Considering menthol cigarettes are not more dangerous than nonmenthols when it comes to their toxicological makeup, FDA must demonstrate why these products are deserving of prohibition compared to nonmenthol cigarettes, which are responsible for most smoking-related deaths and disease in the United States.

On April 22, 2022, the FDA announced it would pursue a ban on the sale of menthol cigarettes. The announcement came as new data from the 2021 National Youth Tobacco Survey (NYTS) revealed the current smoking rate among middle and high school students at a record low of 1.5%. Of those students who smoke, the majority, 61%, use nonmenthol cigarettes.
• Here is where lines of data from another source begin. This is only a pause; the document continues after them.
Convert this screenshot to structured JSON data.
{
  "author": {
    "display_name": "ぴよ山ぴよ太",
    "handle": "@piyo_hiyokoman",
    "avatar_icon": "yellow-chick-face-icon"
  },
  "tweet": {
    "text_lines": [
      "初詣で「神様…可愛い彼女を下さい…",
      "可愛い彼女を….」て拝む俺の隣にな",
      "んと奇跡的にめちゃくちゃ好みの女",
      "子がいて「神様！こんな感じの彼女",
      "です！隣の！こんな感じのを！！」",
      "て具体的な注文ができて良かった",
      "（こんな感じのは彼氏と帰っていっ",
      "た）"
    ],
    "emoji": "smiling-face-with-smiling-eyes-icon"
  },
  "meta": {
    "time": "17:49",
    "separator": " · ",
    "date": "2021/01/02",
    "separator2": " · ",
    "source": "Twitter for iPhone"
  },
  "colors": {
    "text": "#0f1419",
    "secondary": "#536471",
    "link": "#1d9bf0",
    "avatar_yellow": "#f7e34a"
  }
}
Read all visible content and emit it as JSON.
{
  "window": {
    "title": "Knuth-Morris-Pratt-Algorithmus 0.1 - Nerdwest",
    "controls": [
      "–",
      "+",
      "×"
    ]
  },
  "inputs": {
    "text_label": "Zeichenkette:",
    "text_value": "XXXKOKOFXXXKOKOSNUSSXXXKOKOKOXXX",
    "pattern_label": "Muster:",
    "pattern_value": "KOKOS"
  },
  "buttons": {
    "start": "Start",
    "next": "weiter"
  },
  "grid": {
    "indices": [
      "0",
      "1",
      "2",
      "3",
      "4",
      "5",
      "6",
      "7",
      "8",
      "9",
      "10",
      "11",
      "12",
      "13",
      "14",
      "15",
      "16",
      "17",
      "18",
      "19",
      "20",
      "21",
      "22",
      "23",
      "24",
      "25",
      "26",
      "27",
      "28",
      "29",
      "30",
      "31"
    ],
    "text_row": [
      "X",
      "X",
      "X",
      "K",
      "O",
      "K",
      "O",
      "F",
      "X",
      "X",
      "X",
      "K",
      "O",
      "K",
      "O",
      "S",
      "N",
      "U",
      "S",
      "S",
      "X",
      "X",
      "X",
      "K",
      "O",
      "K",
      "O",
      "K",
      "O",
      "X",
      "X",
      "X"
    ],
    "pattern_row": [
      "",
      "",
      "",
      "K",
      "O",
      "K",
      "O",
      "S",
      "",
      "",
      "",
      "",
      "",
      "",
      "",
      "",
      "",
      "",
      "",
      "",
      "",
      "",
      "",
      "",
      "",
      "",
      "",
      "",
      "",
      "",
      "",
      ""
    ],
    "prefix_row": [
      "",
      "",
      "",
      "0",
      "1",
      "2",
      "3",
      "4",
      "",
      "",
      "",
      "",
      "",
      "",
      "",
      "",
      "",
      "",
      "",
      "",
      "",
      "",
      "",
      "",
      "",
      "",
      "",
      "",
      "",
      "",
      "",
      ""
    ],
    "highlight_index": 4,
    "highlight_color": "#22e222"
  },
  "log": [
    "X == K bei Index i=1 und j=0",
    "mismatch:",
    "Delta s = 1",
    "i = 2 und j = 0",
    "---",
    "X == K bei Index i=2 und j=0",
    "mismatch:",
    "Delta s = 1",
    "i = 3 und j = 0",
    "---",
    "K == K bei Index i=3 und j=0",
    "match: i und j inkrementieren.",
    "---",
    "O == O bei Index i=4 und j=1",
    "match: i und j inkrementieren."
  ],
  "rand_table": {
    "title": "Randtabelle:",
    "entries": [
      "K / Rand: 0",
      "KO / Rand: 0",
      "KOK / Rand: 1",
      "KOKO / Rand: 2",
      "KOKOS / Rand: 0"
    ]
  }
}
Nevertheless, claims made against menthol should be considered and reviewed to see if critics’ claims are borne out in the real world. Suppose the association between menthol cigarettes, increased youth initiation, and dependence is as strong as tobacco control activists suggest. In that case, there should be signs of it in the national data.

Employing National Survey on Drug Use and Health (NSDUH) data from the Substance Abuse and Mental Health Services Administration (SAMHSA) and industry distribution figures, Reason Foundation examined whether there was a strong positive relationship between the distribution of menthol cigarettes and youth cigarette smoking. The data covered all 50 states and Washington, D.C., for 2008–2020.

The resulting analysis found:

  • States with more menthol cigarette consumption relative to all cigarettes have lower rates of child smoking;
  • States with higher per capita distribution levels of cigarettes of all types have higher rates of both adult and child smoking;
  • In general, the metric analyses show consistent nonpredictive relationships between relative menthol cigarette consumption rates and use of any age group; and,
  • The only predictive relationship is between adult and child smoking rates, and since we do not expect children to cause their parents to smoke, we conclude that states with higher rates of adult cigarette smoking cause higher rates of youth use.

The data demonstrate that menthol cigarette distribution does not increase youth smoking initiation any more than regular cigarette distribution.

This study concludes that menthol cigarette availability does not pose a greater threat to public health than regular cigarette availability.

From these findings, we can infer that the best way to lower the youth smoking rate is to reduce the adult smoking rate in concurrence with the public health literature. But any consideration of menthol prohibition should be made in the context of extremely low youth use of the product, the lack of association between menthol use rates in states and youth smoking, the costs of enforcing prohibition, especially for minority communities, and other less costly ways of reducing smoking, such as increasing the availability of safer nicotine alternatives like e-cigarettes and traditional smoking cessation services.

Full Study: Menthol Myths Revisited